The Health app is essentially a hub, so your first order of business is to tell it where you want it to get its data. You can choose the apps you want the Health app to pull from — including third-party apps. To add third-party apps (or see if the Health app supports them), you first what to open that app, go to its settings, and allow it to share data with the Health app.
- Open the Health app.
- Select your initials, located in the upper-right corner.
- Select Apps (located under "Privacy").
- Select the third-party app and select the metrics you want tracked.
There are actually a lot of third-party apps that work with the Health app. We've listed a few of them below.
• Fitness/ Activity apps: Nike Run Club, Zwift, AllTrails, Aaptiv and FitOn.
• Nutrition apps: MyFitnessPal, WW Weight Watchers Reimagined, Lose It! Calorie Counter
• Mindfulness apps: Calm, Headspace: Meditation & Sleep, Ten Percent Happier
• Sleep apps: Sleep Cycle, Beddit, Sleep+
Master the Summary tab.
Once you've finished the set-up process (and figure out which apps you want the Health app to pull data from), you can actually take advantage of what the Health app has to offer — and that, first of all, means understanding the Summary feed.
The Summary tab is the first thing you'll see when you open the Health app and it aggregates all the data from all your various fitness, sleep, nutrition and mindfulness apps so that it's easily visible. The Summary tab will show all that data that you've designated as "Favorites" right when you open the app, so you'll want designate the data that you care most about— be it from your activity, heart rate, blood oxygen or sleep —as a Favorite. To do this:
- Open the Health app.
- Make sure the Favorites tab is selected (bottom left corner).
- Select the "Edit" option in the top-right corner.
- Select the stat of the data you most want to see.
Become a better sleeper.
It took a while for Apple to release a sleep tracking app for the Apple Watch, but the Sleep app is finally available and you can do some pretty awesome things with it via the Heath app. The first is set up a daily sleep schedule.
- Open the Health app.
- Select the Browse tab in the bottom-right corner.
- Scroll down and select "Sleep."
- Scroll down to "Set Up Sleep" and select the "Get Started" button.
From here, you can select a "sleep goal" or the amount of hours of sleep you want to get each night, as well as which nights of the week you want to achieve those goals (maybe not the weekends?). Once set, your alarm will automatically go off at your chosen wake-up time.
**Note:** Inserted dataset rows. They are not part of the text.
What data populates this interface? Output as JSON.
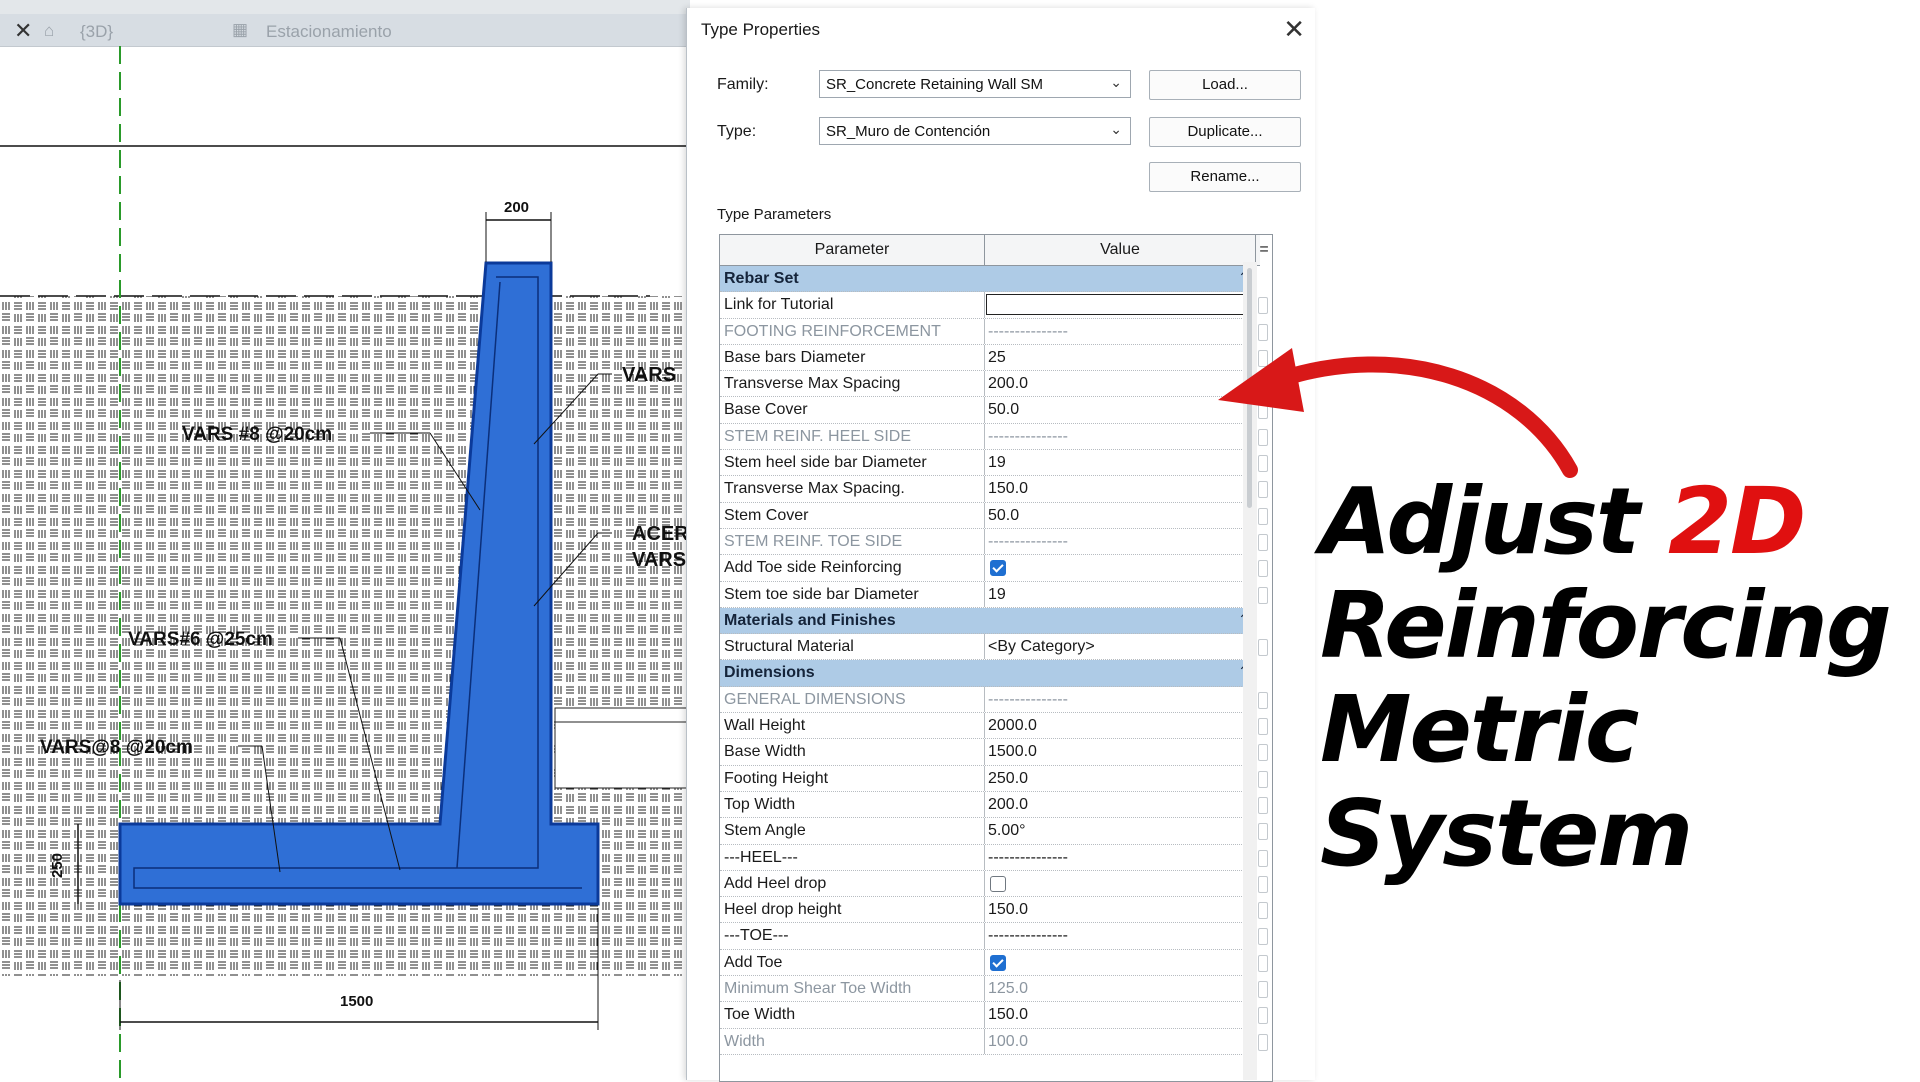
{
  "tabs": {
    "close_glyph": "✕",
    "view_3d": "{3D}",
    "view_parking": "Estacionamiento"
  },
  "drawing": {
    "dim_top": "200",
    "dim_bottom": "1500",
    "dim_left": "250",
    "label_1": "VARS #8 @20cm",
    "label_2": "VARS#6 @25cm",
    "label_3": "VARS@8 @20cm",
    "label_4": "VARS",
    "label_5": "ACER",
    "label_6": "VARS",
    "wall_color": "#2f6fd6",
    "wall_outline": "#0b3a9a"
  },
  "dialog": {
    "title": "Type Properties",
    "family_label": "Family:",
    "family_value": "SR_Concrete Retaining Wall SM",
    "type_label": "Type:",
    "type_value": "SR_Muro de Contención",
    "load_button": "Load...",
    "duplicate_button": "Duplicate...",
    "rename_button": "Rename...",
    "type_parameters_label": "Type Parameters",
    "col_parameter": "Parameter",
    "col_value": "Value",
    "col_eq": "=",
    "rows": [
      {
        "kind": "group",
        "p": "Rebar Set",
        "v": ""
      },
      {
        "kind": "input",
        "p": "Link for Tutorial",
        "v": ""
      },
      {
        "kind": "sub",
        "p": "FOOTING REINFORCEMENT",
        "v": "---------------"
      },
      {
        "kind": "normal",
        "p": "Base bars Diameter",
        "v": "25"
      },
      {
        "kind": "normal",
        "p": "Transverse Max Spacing",
        "v": "200.0"
      },
      {
        "kind": "normal",
        "p": "Base Cover",
        "v": "50.0"
      },
      {
        "kind": "sub",
        "p": "STEM REINF. HEEL SIDE",
        "v": "---------------"
      },
      {
        "kind": "normal",
        "p": "Stem heel side bar Diameter",
        "v": "19"
      },
      {
        "kind": "normal",
        "p": "Transverse Max Spacing.",
        "v": "150.0"
      },
      {
        "kind": "normal",
        "p": "Stem Cover",
        "v": "50.0"
      },
      {
        "kind": "sub",
        "p": "STEM REINF. TOE SIDE",
        "v": "---------------"
      },
      {
        "kind": "check",
        "p": "Add Toe side Reinforcing",
        "v": "",
        "checked": true
      },
      {
        "kind": "normal",
        "p": "Stem toe side bar Diameter",
        "v": "19"
      },
      {
        "kind": "group",
        "p": "Materials and Finishes",
        "v": ""
      },
      {
        "kind": "normal",
        "p": "Structural Material",
        "v": "<By Category>"
      },
      {
        "kind": "group",
        "p": "Dimensions",
        "v": ""
      },
      {
        "kind": "sub",
        "p": "GENERAL DIMENSIONS",
        "v": "---------------"
      },
      {
        "kind": "normal",
        "p": "Wall Height",
        "v": "2000.0"
      },
      {
        "kind": "normal",
        "p": "Base Width",
        "v": "1500.0"
      },
      {
        "kind": "normal",
        "p": "Footing Height",
        "v": "250.0"
      },
      {
        "kind": "normal",
        "p": "Top Width",
        "v": "200.0"
      },
      {
        "kind": "normal",
        "p": "Stem Angle",
        "v": "5.00°"
      },
      {
        "kind": "normal",
        "p": "---HEEL---",
        "v": "---------------"
      },
      {
        "kind": "check",
        "p": "Add Heel drop",
        "v": "",
        "checked": false
      },
      {
        "kind": "normal",
        "p": "Heel drop height",
        "v": "150.0"
      },
      {
        "kind": "normal",
        "p": "---TOE---",
        "v": "---------------"
      },
      {
        "kind": "check",
        "p": "Add Toe",
        "v": "",
        "checked": true
      },
      {
        "kind": "dim",
        "p": "Minimum Shear Toe Width",
        "v": "125.0"
      },
      {
        "kind": "normal",
        "p": "Toe Width",
        "v": "150.0"
      },
      {
        "kind": "dim",
        "p": "Width",
        "v": "100.0"
      }
    ]
  },
  "overlay": {
    "line1_a": "Adjust ",
    "line1_b": "2D",
    "line2": "Reinforcing",
    "line3": "Metric",
    "line4": "System",
    "accent_color": "#e01010"
  }
}
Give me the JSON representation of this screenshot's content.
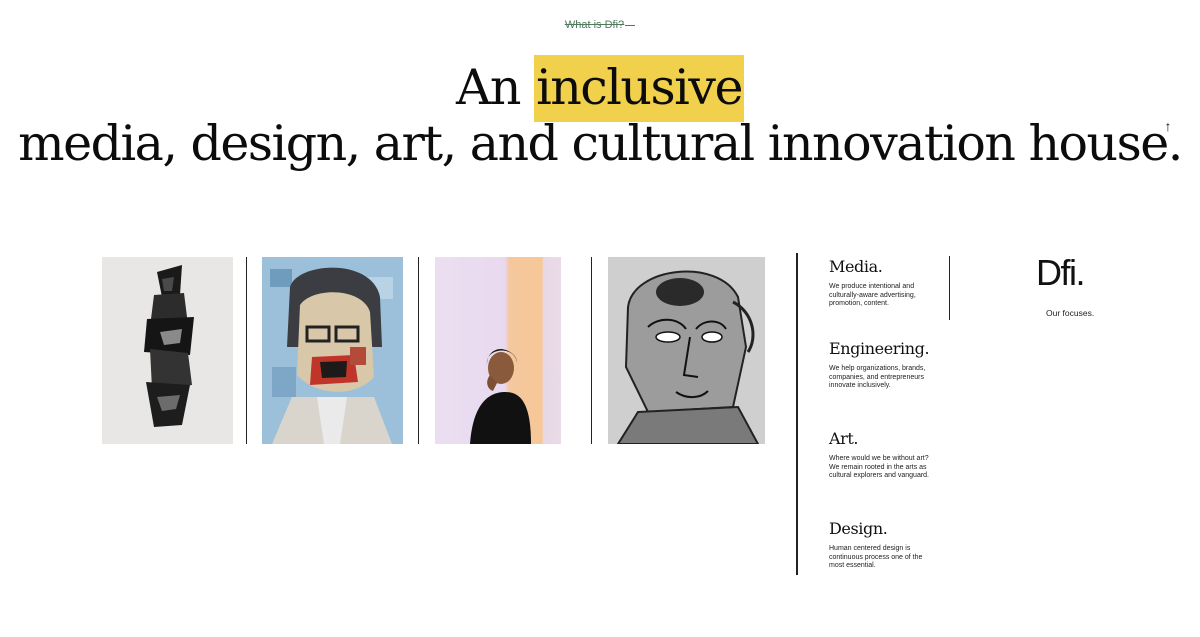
{
  "header": {
    "eyebrow_link": "What is Dfi?",
    "headline": {
      "lead": "An ",
      "highlight": "inclusive",
      "rest": " media, design, art, and cultural innovation house."
    }
  },
  "nav": {
    "scroll_top_glyph": "↑"
  },
  "gallery": {
    "items": [
      {
        "kind": "collage-portrait"
      },
      {
        "kind": "mosaic-portrait"
      },
      {
        "kind": "photo-portrait"
      },
      {
        "kind": "sketch-portrait"
      }
    ]
  },
  "focuses": [
    {
      "title": "Media.",
      "text": "We produce intentional and culturally-aware advertising, promotion, content."
    },
    {
      "title": "Engineering.",
      "text": "We help organizations, brands, companies, and entrepreneurs innovate inclusively."
    },
    {
      "title": "Art.",
      "text": "Where would we be without art? We remain rooted in the arts as cultural explorers and vanguard."
    },
    {
      "title": "Design.",
      "text": "Human centered design is continuous process one of the most essential."
    }
  ],
  "brand": {
    "logo": "Dfi.",
    "caption": "Our focuses."
  },
  "colors": {
    "highlight": "#f1d04b",
    "link_green": "#4f7a5c"
  }
}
You can also add sleep schedules for different days and adjust things like "wind down" and "sleep mode" times. Once finished, you'll not only set up your alarms and sleep schedule for the week, but you'll also allow the Health app show metrics from your sleep.